Saturday, May 9, 2009

The Randy Couture Grappling Workout

Whose idea was this, anyway??

Dang, this was hard!

Again, this workout is a barbell complex: 7 exercises, 8 reps per exercise, no setting the bar down until you're done unless of course you have to due to, oh, I don't know, muscle failure or cardiac arrest or something.

The seven exercises are as follows:

bent-over row
upright row
military press
good morning
squat push press from behind the neck

Let me state from the get-go that this is not a workout I would even consider giving to a client. I don't much like upright rows as an exercise because they mostly target the upper traps, which on most people tend to be overdeveloped. It's not that upright rows are inherently unsafe, but if you overstrengthen the upper traps you can end up creating a muscle imbalance that'll dangerously destabilize the shoulder girdle.

I don't care for good mornings either because I think they are a difficult exercise to execute correctly. Nine times out of 10, if you ask someone to do a good morning, instead of hinging at the hip and sticking his/her butt back, he or she will fold over at the waist. Not a great thing to be doing even with no weight resting on the shoulders, and downright unsafe with a barbell sitting there! If I'm even considering giving this exercise to a client I'll have him or her practice with something called a waiter's bow, which is basically an unloaded good morning with one hand behind the back, clutching a fold of skin. If the client loses her grip on the skin fold it means she is rounding her back, maybe due to tight hamstrings. Anyway, if she can't get down to where her torso is parallel to the floor without rounding, it means we've got stuff to work on before I'm going to want her doing any sort of good morning or deadlift with added resistance.
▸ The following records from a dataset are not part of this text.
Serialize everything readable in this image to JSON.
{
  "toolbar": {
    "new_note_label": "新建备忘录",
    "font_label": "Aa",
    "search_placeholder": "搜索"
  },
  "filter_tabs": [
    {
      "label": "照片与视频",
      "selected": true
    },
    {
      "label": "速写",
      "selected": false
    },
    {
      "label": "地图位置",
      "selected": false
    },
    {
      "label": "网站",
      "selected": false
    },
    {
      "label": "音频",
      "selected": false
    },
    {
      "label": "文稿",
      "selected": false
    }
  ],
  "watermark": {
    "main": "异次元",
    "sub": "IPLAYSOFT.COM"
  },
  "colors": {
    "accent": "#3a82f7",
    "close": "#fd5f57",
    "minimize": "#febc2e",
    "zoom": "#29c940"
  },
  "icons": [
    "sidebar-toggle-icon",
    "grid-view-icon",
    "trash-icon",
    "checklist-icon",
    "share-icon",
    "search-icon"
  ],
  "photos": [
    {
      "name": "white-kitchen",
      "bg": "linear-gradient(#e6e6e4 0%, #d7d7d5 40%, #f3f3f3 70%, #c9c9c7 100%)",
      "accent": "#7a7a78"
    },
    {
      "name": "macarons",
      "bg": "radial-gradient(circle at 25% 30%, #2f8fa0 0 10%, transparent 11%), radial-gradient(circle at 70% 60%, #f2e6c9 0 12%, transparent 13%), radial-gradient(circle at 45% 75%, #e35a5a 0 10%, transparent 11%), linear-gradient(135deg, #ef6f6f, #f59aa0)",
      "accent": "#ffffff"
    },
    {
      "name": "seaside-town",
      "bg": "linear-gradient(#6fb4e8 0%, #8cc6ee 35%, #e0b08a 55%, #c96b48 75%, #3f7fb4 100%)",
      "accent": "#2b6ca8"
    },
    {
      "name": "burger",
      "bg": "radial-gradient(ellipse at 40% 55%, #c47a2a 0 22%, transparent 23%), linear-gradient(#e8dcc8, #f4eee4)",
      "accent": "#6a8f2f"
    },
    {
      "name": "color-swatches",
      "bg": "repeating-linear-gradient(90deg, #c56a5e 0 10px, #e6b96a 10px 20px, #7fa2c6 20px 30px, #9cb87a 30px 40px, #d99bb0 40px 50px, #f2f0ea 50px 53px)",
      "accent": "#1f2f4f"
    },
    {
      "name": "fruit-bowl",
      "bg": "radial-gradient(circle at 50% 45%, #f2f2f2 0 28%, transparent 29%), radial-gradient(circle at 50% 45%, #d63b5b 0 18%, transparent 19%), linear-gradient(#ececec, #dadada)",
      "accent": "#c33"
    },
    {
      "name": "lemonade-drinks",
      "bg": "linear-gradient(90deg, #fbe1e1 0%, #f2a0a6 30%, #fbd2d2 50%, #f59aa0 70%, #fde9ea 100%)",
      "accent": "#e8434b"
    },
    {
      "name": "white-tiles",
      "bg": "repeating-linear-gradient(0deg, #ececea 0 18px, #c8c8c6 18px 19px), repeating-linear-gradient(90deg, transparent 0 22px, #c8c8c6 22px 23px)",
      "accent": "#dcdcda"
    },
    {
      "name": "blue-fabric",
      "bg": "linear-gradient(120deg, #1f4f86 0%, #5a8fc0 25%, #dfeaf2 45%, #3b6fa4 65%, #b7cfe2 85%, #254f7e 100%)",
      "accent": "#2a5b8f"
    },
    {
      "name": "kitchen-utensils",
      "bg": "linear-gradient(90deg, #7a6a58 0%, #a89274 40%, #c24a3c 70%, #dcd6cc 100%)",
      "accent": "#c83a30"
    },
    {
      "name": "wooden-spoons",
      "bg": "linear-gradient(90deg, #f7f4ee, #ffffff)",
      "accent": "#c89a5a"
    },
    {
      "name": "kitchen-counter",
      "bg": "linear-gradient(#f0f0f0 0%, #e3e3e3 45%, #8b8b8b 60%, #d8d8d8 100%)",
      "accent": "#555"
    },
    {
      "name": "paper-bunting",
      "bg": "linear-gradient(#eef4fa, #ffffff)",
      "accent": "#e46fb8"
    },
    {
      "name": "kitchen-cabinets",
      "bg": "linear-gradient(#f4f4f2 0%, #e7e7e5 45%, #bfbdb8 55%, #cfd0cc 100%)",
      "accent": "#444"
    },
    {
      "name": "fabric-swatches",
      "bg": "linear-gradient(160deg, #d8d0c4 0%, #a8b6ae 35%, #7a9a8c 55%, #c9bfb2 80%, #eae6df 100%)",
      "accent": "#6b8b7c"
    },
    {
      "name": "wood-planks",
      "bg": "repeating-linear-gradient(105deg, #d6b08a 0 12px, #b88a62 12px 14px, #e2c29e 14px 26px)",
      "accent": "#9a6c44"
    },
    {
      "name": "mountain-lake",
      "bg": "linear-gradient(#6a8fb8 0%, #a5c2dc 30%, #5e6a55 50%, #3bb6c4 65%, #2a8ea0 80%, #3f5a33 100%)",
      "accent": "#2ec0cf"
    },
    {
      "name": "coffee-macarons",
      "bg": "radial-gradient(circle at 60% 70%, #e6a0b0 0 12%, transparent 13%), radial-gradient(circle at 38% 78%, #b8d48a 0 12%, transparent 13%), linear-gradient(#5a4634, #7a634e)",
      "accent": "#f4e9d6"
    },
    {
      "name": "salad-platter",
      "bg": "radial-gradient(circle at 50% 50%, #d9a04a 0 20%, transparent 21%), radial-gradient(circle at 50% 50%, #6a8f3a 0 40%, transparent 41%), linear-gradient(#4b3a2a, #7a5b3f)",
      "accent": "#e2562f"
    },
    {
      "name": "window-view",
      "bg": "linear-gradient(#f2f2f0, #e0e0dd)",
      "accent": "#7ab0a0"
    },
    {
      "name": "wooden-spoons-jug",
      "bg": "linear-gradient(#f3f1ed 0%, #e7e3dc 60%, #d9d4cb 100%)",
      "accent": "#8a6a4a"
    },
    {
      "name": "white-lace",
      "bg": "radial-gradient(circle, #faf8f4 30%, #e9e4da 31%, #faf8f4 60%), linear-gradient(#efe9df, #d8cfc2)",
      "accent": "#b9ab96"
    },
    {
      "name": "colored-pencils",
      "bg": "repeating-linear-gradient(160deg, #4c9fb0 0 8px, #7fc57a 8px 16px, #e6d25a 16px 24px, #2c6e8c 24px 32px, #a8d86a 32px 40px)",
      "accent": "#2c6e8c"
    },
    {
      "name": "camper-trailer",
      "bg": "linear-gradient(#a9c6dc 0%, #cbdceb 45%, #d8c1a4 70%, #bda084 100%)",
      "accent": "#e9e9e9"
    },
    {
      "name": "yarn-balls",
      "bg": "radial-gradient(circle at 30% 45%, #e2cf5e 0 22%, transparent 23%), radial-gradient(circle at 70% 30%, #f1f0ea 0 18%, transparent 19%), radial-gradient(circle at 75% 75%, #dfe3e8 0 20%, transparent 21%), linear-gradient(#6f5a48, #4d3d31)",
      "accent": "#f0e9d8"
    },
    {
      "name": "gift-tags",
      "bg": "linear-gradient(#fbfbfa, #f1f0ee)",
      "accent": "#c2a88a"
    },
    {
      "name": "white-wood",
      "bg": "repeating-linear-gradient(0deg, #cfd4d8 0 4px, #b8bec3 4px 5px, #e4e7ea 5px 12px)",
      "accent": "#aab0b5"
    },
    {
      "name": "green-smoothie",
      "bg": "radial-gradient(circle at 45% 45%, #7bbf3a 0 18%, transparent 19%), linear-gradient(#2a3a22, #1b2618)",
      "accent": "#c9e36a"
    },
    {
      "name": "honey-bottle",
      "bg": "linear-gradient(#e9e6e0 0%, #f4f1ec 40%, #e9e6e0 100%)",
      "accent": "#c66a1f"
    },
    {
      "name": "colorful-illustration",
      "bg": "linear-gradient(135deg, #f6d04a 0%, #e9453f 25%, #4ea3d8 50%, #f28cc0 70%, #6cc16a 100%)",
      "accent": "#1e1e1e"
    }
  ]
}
Last but not least, behind-the-neck presses are one of those exercises that I consider to be unnecessarily unsafe for just about everyone. Think about all the people you see in the gym who don't have sufficient flexibility in the pecs and anterior delts to be able to get the bar into position for an overhead squat. there's no way on earth those people are going to be able to execute a behind the neck press without hurting themselves.

Anyhoo, if you want to give this workout a shot but you're a little worried about the good mornings and the behind the neck push presses, a safer alternative for the former would be a stiff-legged deadlift and a safer alternative for the latter would be a front squat to push press.

Okay, enough with the preliminaries. Here's how it went down:

Rounds 1-4, I managed with a 40 lb barbell. In round 5 I hit muscle failure on rep 6 of the militaries and had to set the bar down and lower my weight by 5 lbs. I finished the round with 35 lbs, then did round 6 at that same weight. It took me about a half an hour, which I guess makes sense given that my usual tempo when I'm lifting is about 4 seconds per rep.

Not surprisingly I had tremendous lactic acid buildup in my shoulders and upper arms, and I pretty much knew from the outset I wasn't going to make it all 6 rounds at my original weight unless I modified the workout by extending the rest period or changing the exercise selection. I'm actually pleased I made it to round 5 without having to go down in poundage.

I'm also pleased I'm not feeling any ill effects from the deadlifts yesterday. No tenderness in the low back whatsoever.

Time to stop being pleased with myself and eat something!